_Task description:_ Please output each entry exactly as it appears.

[Collected data entries]

▼

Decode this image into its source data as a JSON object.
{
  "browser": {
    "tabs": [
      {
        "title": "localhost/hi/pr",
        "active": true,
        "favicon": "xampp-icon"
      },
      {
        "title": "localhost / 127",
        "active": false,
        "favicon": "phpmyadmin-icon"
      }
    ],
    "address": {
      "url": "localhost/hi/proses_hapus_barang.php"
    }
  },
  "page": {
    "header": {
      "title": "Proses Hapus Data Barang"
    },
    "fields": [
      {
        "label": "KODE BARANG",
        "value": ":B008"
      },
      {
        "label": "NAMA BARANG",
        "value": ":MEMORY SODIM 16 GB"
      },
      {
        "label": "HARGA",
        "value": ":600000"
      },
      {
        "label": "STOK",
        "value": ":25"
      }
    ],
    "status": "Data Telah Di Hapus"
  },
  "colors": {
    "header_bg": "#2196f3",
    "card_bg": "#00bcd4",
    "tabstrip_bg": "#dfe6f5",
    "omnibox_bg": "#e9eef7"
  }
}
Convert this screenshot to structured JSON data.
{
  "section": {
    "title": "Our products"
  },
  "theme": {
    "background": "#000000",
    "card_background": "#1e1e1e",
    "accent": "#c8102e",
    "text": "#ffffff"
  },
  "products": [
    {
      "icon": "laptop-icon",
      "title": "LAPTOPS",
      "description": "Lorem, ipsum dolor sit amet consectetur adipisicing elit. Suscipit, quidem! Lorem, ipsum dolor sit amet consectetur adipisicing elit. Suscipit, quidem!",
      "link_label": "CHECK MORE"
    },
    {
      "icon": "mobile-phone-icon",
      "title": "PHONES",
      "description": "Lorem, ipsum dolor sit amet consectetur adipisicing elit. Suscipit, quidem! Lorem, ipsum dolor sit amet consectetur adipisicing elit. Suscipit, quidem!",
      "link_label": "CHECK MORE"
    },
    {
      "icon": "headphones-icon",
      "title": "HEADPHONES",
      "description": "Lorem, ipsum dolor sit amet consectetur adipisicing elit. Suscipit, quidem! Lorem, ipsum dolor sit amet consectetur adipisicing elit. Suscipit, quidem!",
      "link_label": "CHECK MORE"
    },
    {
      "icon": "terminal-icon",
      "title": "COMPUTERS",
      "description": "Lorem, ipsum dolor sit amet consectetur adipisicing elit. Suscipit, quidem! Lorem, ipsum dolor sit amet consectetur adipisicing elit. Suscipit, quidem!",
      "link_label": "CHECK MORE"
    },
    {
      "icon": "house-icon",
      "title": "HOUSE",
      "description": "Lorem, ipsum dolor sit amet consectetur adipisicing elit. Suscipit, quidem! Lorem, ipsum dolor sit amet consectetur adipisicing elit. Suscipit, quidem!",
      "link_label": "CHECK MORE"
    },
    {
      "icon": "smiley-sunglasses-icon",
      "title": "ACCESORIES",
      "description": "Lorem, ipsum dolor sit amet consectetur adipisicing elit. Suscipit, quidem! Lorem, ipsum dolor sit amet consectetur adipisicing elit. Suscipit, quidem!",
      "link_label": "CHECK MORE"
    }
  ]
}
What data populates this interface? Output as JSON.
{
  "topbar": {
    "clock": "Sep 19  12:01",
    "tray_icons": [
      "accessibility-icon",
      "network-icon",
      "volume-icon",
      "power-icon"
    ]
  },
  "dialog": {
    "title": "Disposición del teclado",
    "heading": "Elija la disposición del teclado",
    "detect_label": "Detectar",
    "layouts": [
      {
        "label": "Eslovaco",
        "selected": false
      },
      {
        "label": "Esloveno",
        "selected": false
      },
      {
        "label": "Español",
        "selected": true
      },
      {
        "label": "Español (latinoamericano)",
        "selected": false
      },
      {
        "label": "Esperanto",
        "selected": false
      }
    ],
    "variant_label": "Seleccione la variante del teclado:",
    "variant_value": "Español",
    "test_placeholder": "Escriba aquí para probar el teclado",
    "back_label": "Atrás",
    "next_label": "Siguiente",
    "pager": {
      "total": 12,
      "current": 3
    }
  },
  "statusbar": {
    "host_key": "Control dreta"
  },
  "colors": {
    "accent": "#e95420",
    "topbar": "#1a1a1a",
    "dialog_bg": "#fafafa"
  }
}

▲

_Answer to this problem:_
Decode this image into its source data as a JSON object.
{
  "browser": {
    "tabs": [
      {
        "title": "localhost/hi/pr",
        "active": true,
        "favicon": "xampp-icon"
      },
      {
        "title": "localhost / 127",
        "active": false,
        "favicon": "phpmyadmin-icon"
      }
    ],
    "address": {
      "url": "localhost/hi/proses_hapus_barang.php"
    }
  },
  "page": {
    "header": {
      "title": "Proses Hapus Data Barang"
    },
    "fields": [
      {
        "label": "KODE BARANG",
        "value": ":B008"
      },
      {
        "label": "NAMA BARANG",
        "value": ":MEMORY SODIM 16 GB"
      },
      {
        "label": "HARGA",
        "value": ":600000"
      },
      {
        "label": "STOK",
        "value": ":25"
      }
    ],
    "status": "Data Telah Di Hapus"
  },
  "colors": {
    "header_bg": "#2196f3",
    "card_bg": "#00bcd4",
    "tabstrip_bg": "#dfe6f5",
    "omnibox_bg": "#e9eef7"
  }
}
Convert this screenshot to structured JSON data.
{
  "section": {
    "title": "Our products"
  },
  "theme": {
    "background": "#000000",
    "card_background": "#1e1e1e",
    "accent": "#c8102e",
    "text": "#ffffff"
  },
  "products": [
    {
      "icon": "laptop-icon",
      "title": "LAPTOPS",
      "description": "Lorem, ipsum dolor sit amet consectetur adipisicing elit. Suscipit, quidem! Lorem, ipsum dolor sit amet consectetur adipisicing elit. Suscipit, quidem!",
      "link_label": "CHECK MORE"
    },
    {
      "icon": "mobile-phone-icon",
      "title": "PHONES",
      "description": "Lorem, ipsum dolor sit amet consectetur adipisicing elit. Suscipit, quidem! Lorem, ipsum dolor sit amet consectetur adipisicing elit. Suscipit, quidem!",
      "link_label": "CHECK MORE"
    },
    {
      "icon": "headphones-icon",
      "title": "HEADPHONES",
      "description": "Lorem, ipsum dolor sit amet consectetur adipisicing elit. Suscipit, quidem! Lorem, ipsum dolor sit amet consectetur adipisicing elit. Suscipit, quidem!",
      "link_label": "CHECK MORE"
    },
    {
      "icon": "terminal-icon",
      "title": "COMPUTERS",
      "description": "Lorem, ipsum dolor sit amet consectetur adipisicing elit. Suscipit, quidem! Lorem, ipsum dolor sit amet consectetur adipisicing elit. Suscipit, quidem!",
      "link_label": "CHECK MORE"
    },
    {
      "icon": "house-icon",
      "title": "HOUSE",
      "description": "Lorem, ipsum dolor sit amet consectetur adipisicing elit. Suscipit, quidem! Lorem, ipsum dolor sit amet consectetur adipisicing elit. Suscipit, quidem!",
      "link_label": "CHECK MORE"
    },
    {
      "icon": "smiley-sunglasses-icon",
      "title": "ACCESORIES",
      "description": "Lorem, ipsum dolor sit amet consectetur adipisicing elit. Suscipit, quidem! Lorem, ipsum dolor sit amet consectetur adipisicing elit. Suscipit, quidem!",
      "link_label": "CHECK MORE"
    }
  ]
}
What data populates this interface? Output as JSON.
{
  "topbar": {
    "clock": "Sep 19  12:01",
    "tray_icons": [
      "accessibility-icon",
      "network-icon",
      "volume-icon",
      "power-icon"
    ]
  },
  "dialog": {
    "title": "Disposición del teclado",
    "heading": "Elija la disposición del teclado",
    "detect_label": "Detectar",
    "layouts": [
      {
        "label": "Eslovaco",
        "selected": false
      },
      {
        "label": "Esloveno",
        "selected": false
      },
      {
        "label": "Español",
        "selected": true
      },
      {
        "label": "Español (latinoamericano)",
        "selected": false
      },
      {
        "label": "Esperanto",
        "selected": false
      }
    ],
    "variant_label": "Seleccione la variante del teclado:",
    "variant_value": "Español",
    "test_placeholder": "Escriba aquí para probar el teclado",
    "back_label": "Atrás",
    "next_label": "Siguiente",
    "pager": {
      "total": 12,
      "current": 3
    }
  },
  "statusbar": {
    "host_key": "Control dreta"
  },
  "colors": {
    "accent": "#e95420",
    "topbar": "#1a1a1a",
    "dialog_bg": "#fafafa"
  }
}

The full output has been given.